TASK OBJECTIVE:
Pick out every line of the entries below where "width" occurs, and copy those lines.

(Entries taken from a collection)

=== Section Start ===

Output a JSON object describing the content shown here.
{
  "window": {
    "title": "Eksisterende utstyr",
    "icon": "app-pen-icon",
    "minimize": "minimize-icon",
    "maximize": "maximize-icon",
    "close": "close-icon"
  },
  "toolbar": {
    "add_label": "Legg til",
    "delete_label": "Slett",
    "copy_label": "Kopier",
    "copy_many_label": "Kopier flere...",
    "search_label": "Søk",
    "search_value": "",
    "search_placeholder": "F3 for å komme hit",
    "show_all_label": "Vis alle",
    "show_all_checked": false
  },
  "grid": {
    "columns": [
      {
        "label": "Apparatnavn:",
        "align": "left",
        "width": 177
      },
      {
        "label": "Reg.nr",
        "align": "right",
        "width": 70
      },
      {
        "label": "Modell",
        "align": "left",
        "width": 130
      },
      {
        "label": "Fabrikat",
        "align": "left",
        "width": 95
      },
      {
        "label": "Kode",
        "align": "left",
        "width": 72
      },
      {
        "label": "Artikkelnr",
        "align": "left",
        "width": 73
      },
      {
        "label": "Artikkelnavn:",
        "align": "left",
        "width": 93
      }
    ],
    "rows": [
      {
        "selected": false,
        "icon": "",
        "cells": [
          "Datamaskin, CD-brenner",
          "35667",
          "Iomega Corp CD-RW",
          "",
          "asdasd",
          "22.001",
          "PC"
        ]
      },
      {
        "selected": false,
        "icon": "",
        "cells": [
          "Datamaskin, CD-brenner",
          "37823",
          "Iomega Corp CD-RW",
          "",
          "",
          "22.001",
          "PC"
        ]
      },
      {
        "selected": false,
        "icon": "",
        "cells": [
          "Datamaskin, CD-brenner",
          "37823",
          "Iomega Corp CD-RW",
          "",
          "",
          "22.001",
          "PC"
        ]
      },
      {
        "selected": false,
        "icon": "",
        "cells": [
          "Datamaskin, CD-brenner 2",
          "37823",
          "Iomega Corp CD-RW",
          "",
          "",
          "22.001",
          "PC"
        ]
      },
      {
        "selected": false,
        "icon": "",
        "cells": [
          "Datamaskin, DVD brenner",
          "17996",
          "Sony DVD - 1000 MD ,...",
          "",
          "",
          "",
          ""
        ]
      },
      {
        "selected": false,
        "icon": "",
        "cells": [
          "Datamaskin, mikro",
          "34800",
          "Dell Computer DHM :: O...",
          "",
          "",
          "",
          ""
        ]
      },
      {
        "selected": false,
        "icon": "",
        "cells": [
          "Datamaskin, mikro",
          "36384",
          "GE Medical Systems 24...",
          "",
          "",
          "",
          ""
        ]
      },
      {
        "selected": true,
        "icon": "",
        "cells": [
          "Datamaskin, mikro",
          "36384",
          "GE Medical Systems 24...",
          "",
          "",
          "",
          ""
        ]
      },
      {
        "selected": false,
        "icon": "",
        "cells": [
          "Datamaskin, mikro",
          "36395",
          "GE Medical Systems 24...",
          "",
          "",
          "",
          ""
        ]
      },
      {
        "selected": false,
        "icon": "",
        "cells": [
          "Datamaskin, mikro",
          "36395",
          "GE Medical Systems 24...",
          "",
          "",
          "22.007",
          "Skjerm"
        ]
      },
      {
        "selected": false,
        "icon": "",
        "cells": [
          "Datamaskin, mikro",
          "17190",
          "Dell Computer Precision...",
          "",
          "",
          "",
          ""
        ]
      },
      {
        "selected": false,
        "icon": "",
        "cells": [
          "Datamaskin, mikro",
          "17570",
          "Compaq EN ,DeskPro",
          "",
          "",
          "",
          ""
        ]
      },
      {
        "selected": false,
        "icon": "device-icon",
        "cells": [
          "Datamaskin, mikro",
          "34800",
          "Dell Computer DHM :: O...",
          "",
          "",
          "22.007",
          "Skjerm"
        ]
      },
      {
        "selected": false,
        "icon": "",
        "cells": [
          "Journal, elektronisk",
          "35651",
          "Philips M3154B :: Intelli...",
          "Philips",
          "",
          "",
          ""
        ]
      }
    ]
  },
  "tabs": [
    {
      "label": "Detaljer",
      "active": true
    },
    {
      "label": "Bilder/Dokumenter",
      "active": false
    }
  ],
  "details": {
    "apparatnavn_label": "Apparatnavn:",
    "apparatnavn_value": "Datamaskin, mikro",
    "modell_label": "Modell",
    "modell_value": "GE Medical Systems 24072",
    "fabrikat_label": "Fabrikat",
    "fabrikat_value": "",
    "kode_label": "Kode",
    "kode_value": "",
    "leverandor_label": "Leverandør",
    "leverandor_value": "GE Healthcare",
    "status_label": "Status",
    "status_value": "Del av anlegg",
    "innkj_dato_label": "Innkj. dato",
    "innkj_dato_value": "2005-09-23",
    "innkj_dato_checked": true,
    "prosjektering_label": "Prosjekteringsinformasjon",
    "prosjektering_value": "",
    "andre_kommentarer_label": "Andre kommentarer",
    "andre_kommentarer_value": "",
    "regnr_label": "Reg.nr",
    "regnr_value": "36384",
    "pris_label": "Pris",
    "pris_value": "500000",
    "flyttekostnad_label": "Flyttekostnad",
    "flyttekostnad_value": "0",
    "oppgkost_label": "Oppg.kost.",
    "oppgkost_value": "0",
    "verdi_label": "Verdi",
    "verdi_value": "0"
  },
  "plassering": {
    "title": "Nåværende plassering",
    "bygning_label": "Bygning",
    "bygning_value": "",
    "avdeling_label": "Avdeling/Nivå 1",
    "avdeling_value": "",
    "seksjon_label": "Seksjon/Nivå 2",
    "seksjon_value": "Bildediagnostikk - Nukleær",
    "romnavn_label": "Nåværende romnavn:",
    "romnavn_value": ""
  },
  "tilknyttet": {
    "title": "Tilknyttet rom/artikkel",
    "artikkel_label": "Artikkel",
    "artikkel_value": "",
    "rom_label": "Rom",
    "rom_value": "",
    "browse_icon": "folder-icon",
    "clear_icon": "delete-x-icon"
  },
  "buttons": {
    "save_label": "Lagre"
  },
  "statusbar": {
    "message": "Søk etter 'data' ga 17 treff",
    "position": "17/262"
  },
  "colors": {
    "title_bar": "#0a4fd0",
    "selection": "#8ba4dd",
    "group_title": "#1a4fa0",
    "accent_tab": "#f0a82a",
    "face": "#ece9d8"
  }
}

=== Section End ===
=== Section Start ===

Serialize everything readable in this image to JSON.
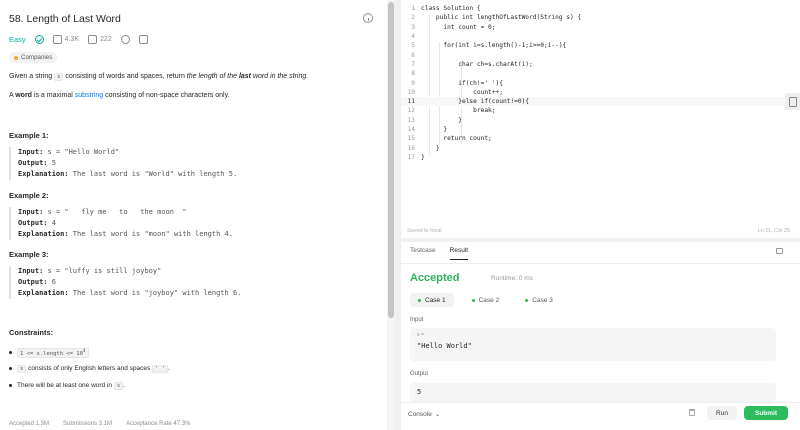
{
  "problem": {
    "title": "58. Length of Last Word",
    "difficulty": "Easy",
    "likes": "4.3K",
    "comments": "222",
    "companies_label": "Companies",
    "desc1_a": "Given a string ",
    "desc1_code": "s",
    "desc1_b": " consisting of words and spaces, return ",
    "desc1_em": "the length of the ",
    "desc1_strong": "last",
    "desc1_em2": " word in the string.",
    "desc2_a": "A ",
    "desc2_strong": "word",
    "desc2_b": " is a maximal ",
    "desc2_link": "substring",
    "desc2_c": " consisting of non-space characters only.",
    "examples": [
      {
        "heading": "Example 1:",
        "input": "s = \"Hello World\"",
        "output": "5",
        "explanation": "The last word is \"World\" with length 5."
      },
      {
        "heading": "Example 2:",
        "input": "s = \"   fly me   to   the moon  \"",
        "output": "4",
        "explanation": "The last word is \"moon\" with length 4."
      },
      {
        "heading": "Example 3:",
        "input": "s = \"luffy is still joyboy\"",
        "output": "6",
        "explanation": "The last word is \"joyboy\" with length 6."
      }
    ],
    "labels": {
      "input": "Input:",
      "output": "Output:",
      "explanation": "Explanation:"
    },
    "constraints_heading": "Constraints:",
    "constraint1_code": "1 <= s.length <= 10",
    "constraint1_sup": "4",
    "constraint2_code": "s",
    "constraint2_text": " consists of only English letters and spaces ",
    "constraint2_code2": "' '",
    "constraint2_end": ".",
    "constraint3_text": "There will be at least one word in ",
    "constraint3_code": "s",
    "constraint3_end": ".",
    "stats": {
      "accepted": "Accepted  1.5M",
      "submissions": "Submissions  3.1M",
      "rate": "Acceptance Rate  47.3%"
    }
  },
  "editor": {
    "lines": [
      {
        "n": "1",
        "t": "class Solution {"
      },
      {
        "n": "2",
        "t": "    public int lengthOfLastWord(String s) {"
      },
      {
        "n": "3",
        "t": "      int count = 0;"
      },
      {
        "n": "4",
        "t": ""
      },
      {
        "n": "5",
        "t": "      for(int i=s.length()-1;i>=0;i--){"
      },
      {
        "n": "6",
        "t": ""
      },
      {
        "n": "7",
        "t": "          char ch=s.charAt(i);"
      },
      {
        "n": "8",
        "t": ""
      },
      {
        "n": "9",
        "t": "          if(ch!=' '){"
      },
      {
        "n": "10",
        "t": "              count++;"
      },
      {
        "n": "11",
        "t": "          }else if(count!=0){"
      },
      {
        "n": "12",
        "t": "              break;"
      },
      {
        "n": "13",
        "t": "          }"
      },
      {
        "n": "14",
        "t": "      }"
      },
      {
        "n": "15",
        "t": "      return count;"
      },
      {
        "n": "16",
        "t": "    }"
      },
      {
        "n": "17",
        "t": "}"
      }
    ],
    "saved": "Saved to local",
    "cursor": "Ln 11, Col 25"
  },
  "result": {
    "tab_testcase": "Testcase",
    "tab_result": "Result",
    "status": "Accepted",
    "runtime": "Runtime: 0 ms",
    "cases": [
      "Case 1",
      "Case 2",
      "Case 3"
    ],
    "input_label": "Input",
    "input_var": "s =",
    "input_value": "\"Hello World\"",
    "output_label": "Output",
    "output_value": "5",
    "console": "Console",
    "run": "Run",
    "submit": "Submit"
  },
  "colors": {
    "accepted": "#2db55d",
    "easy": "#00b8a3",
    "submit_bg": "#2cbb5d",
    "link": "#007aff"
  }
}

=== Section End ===
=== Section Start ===

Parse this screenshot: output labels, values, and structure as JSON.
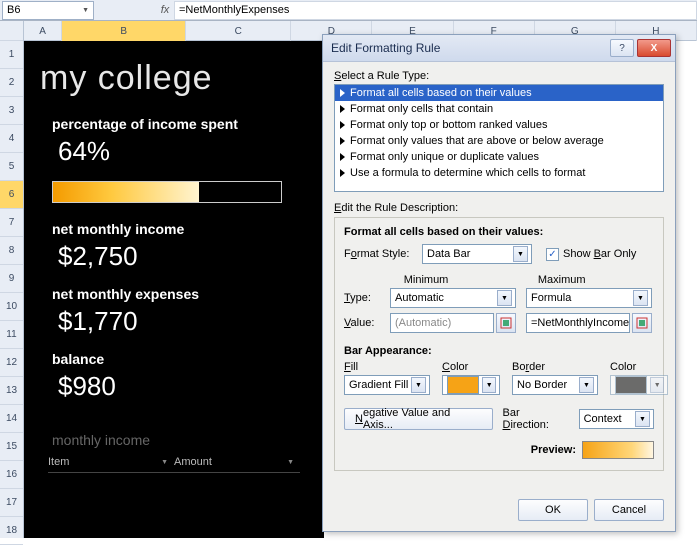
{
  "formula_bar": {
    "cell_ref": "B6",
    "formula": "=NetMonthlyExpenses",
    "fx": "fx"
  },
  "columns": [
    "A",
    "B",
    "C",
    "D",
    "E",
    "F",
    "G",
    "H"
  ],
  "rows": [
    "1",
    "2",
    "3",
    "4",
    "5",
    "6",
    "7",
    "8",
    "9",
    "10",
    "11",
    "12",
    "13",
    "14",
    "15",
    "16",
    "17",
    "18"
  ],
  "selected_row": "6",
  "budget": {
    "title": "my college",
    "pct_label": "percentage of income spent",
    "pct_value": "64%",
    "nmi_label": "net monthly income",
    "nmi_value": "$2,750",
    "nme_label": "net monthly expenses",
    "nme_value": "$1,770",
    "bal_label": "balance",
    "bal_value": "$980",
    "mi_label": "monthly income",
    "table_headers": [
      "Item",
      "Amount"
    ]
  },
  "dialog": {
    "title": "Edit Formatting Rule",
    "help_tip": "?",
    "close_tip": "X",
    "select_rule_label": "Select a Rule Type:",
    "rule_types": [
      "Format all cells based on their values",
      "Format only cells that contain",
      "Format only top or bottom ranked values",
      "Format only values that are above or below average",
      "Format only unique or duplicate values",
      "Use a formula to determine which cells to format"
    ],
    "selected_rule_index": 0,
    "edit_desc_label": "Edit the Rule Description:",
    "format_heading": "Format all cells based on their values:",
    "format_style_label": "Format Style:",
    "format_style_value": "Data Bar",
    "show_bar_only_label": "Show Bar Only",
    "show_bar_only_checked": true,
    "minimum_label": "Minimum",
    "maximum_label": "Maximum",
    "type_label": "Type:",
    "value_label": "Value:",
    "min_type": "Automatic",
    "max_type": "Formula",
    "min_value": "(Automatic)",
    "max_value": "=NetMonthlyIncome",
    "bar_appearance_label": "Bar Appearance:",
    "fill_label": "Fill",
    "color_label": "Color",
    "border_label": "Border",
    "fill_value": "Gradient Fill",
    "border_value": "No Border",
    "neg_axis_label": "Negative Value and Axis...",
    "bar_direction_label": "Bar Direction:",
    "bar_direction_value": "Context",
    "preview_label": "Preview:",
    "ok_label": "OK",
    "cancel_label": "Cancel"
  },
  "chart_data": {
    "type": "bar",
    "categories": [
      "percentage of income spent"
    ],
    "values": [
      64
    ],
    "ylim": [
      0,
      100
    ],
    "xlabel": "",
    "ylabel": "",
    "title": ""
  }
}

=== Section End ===

EXPECTED ANSWER:
        "width": 177
        "width": 70
        "width": 130
        "width": 95
        "width": 72
        "width": 73
        "width": 93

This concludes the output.